PROBLEM DESCRIPTION: From the material below, copy out each line with the word "icon" in it.

======

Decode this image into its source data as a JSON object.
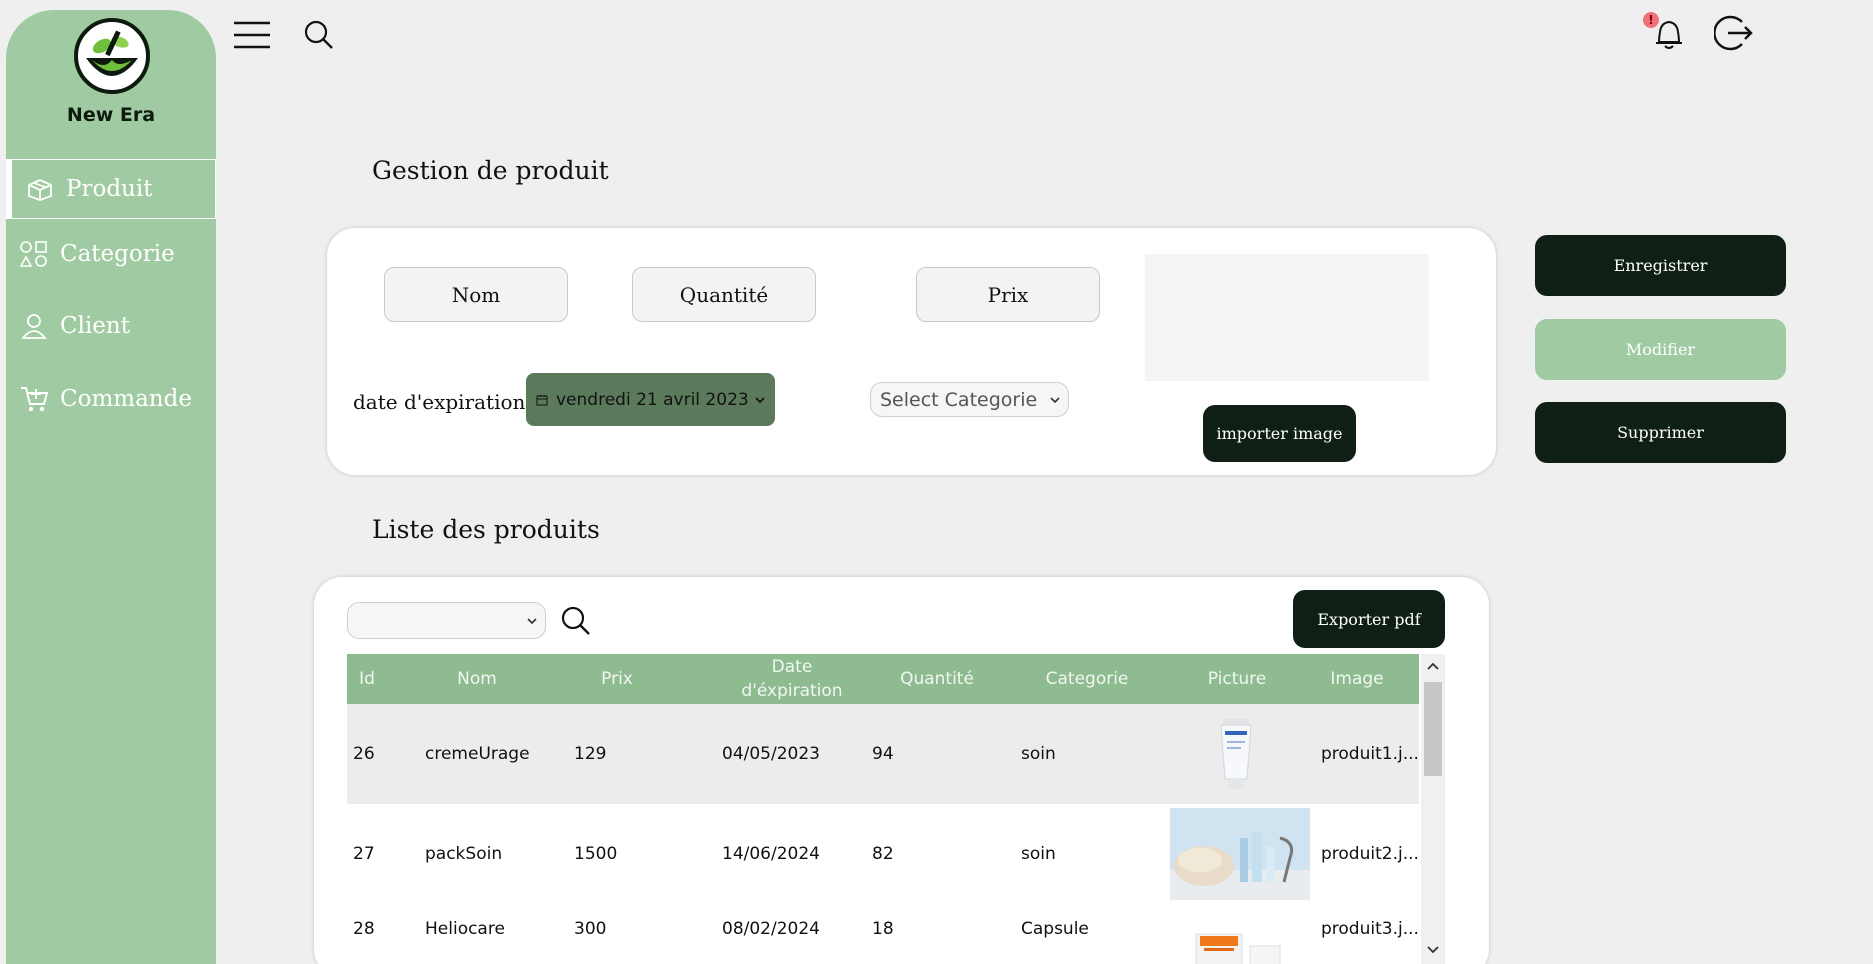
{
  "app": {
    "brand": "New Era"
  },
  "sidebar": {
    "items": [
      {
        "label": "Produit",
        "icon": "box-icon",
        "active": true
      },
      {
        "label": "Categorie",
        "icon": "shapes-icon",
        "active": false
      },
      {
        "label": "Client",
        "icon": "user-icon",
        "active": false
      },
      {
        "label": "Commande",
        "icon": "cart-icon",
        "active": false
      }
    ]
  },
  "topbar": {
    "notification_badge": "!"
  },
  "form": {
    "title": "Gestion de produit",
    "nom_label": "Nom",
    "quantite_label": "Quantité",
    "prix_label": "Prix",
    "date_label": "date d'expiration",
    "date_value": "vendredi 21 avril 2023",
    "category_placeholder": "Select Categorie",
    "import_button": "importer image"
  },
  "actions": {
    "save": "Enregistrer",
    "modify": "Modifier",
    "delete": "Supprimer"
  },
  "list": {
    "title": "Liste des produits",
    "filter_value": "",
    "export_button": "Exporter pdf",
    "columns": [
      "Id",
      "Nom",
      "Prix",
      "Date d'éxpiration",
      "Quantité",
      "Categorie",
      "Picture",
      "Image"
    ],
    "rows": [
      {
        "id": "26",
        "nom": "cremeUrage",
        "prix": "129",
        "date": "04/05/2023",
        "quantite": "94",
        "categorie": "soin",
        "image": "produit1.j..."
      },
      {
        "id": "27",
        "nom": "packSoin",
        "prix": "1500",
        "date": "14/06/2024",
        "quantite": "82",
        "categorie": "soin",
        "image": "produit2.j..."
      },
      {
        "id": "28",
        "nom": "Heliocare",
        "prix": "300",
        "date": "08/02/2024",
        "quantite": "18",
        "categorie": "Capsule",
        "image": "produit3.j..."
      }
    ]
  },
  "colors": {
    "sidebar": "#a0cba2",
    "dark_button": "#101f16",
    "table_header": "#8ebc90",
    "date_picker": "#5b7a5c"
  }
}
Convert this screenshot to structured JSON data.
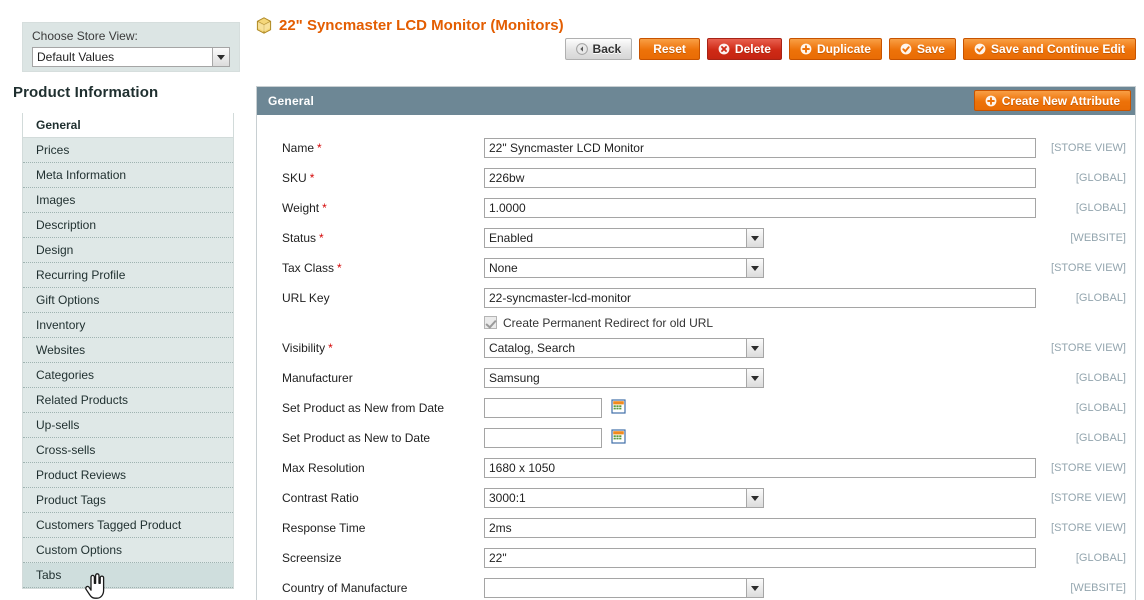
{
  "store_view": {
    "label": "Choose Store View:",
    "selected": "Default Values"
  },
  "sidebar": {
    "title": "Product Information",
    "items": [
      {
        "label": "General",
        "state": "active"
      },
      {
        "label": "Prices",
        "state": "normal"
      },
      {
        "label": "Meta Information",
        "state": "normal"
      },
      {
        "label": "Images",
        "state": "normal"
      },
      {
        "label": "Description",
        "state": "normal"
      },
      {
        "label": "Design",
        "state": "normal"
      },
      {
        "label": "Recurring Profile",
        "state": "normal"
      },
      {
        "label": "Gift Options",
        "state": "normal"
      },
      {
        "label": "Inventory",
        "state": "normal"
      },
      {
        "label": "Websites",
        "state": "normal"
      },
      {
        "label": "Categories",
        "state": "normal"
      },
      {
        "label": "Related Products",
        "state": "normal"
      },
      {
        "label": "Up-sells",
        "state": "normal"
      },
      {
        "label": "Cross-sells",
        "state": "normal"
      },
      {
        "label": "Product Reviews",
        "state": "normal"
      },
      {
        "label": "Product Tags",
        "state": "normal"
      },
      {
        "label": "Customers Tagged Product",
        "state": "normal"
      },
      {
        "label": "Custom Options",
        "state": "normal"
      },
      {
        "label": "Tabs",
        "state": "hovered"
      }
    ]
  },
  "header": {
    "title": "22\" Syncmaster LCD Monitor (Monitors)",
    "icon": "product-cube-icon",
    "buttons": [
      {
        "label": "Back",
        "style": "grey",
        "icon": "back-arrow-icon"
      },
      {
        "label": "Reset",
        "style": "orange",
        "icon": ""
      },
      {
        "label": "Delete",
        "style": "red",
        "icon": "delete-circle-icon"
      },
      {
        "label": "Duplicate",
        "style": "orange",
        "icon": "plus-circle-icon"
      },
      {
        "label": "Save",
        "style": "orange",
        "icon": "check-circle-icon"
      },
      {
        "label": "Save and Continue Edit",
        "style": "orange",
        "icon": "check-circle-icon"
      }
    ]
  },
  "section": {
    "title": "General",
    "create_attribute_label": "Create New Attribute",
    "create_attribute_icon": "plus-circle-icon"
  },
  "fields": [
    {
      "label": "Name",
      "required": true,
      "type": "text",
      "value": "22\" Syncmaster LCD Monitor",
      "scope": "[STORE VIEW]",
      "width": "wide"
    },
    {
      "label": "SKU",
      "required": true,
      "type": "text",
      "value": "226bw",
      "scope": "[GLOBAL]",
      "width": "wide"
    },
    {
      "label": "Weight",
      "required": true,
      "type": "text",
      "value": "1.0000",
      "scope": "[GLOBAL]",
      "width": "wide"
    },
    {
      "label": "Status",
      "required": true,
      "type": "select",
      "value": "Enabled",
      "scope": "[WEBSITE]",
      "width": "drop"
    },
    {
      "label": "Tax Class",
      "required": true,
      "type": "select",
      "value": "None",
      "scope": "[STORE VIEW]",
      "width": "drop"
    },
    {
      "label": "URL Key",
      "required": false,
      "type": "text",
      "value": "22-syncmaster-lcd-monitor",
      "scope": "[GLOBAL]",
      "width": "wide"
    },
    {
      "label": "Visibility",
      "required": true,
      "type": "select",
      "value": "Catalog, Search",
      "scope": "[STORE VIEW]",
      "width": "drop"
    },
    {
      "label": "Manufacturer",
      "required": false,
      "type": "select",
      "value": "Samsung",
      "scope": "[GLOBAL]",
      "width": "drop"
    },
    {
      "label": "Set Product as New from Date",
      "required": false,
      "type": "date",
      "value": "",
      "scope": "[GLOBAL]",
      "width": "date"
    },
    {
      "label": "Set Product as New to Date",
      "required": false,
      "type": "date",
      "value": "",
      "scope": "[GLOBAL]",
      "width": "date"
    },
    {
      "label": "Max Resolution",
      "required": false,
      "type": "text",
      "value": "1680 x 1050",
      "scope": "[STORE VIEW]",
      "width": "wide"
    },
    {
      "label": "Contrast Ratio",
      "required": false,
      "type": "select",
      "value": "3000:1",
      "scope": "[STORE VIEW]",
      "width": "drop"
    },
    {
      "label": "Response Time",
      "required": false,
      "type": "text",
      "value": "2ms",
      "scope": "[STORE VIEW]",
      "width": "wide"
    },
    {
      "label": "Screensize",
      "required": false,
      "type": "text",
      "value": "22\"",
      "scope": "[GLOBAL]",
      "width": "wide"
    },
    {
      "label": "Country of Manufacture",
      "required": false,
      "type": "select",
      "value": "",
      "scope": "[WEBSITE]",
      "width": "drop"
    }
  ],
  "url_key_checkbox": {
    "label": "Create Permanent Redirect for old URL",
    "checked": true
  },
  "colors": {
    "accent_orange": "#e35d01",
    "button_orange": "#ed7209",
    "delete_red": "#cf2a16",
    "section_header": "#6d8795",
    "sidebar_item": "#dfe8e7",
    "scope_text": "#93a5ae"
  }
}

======

RESPONSE TO THE TASK:
        "icon": "box-icon",
        "icon": "shapes-icon",
        "icon": "user-icon",
        "icon": "cart-icon",
    "icon": "product-cube-icon",
        "icon": "back-arrow-icon"
        "icon": ""
        "icon": "delete-circle-icon"
        "icon": "plus-circle-icon"
        "icon": "check-circle-icon"
        "icon": "check-circle-icon"
    "create_attribute_icon": "plus-circle-icon"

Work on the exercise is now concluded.